Charles Darwin was partially correct when he stated that living things can change. And it was probably an accurate conclusion that the finches came from one original pair. Of course, that common ancestor was still just a finch. What he did not know at the time was the limitations that organisms have in their genetic potential. He thought that all organisms had unlimited adaptive power and could transform into a completely different class of animal, given enough time and the right environment. Zoologist Harold G. Coffin said this about Darwin, "We must admit that Darwin did see different variations from one island to another in the Galápagos. And he did see evidence that made it necessary for him to discard a belief that living things did not change. But they were relatively minor and he had no compelling evidence that forced him to believe in limitless transformation. Darwin made a common mistake-- that of "either-or". Either species were fixed or unlimited change occurred. But the truth lies between the two extremes."(Perloff, pg 47)

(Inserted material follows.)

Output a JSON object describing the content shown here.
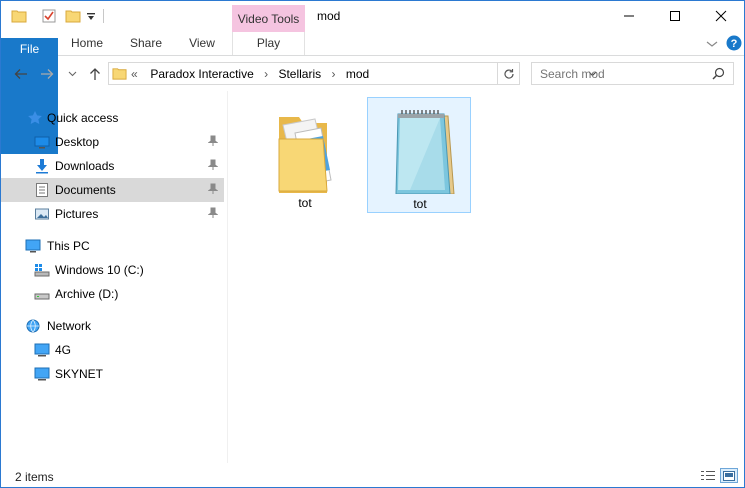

Charles Darwin thought that natural selection caused these finches to evolve through a process of small changes over long periods of time leading to a new and better animal. He made his theory and compiled his thoughts in his book, The Origin of Species. Although this process has never produced the changes posited by Darwin, it is still considered by evolutionists as a fact that should not be disputed. What we find is that through the process of genetic diversity and mutations, living things do adapt to their environment, but they do not evolve into new and better animals. They stay within their created kinds, as it says in Genesis “. . . bring forth the living creature after his kind. . .” No organism has evolved into a new kind, even though they do adapt and change to their environment. Because of the boundaries that God set up for organisms to operate within, that is why we do not see a dog reproducing into anything but a dog, or a dolphin forming into anything but a dolphin. The DNA has its limits and all creation stays within it.[2]

In the case of the finches on the Galápagos Islands, normal variations in genetics and changes in environment are the causes of the varying beak sizes among the finches. It has been observed in times of drought that the size of the finches' beaks changed. As the supply of edible seeds diminished, only tough, hard-to-open seeds were left, and only birds with larger, deeper beaks could eat them. The generations to follow showed a dramatic increase in overall beak size in the population because only the finches with larger beaks would survive the drought and be able to mate. However, as the rains returned, a reversal of beak size was observed. The size of finch beaks tend to oscillate between large and small depending on climate changes, but the finches have never shown any signs of changing into anything other than a finch. Evolutionist Richard Goldschmidt described the difference between two types of evolution: "macro" and "micro". There is no evidence supporting macroevolution, which is conversion of one animal type into another. Microevolution is minor variation within a species, as in the case of Darwin's finches. Goldschmidt knew of this because he bred gypsy moths for more than twenty years. Throughout the million generations that he bred he never got anything but gypsy moths. He had said himself, "It is true that nobody thus far has produced a new species or genus, etc., by macroevolution. It is equally true that nobody has ever produced even a species by the selection of micromutations."[3]




  1. Wieland, Carl. Darwin’s finches: Evidence supporting rapid post-Flood adaptation Creation 14(3):22–23 June 1992.
  2. Evolution, the Myth of Science Creation Expeditions.
  3. Perloff, James. Tornado in a Junkyard. Burlington, MA: Refuge Books, 1999. pg 50.
  4. Darwin's finches Wikipedia.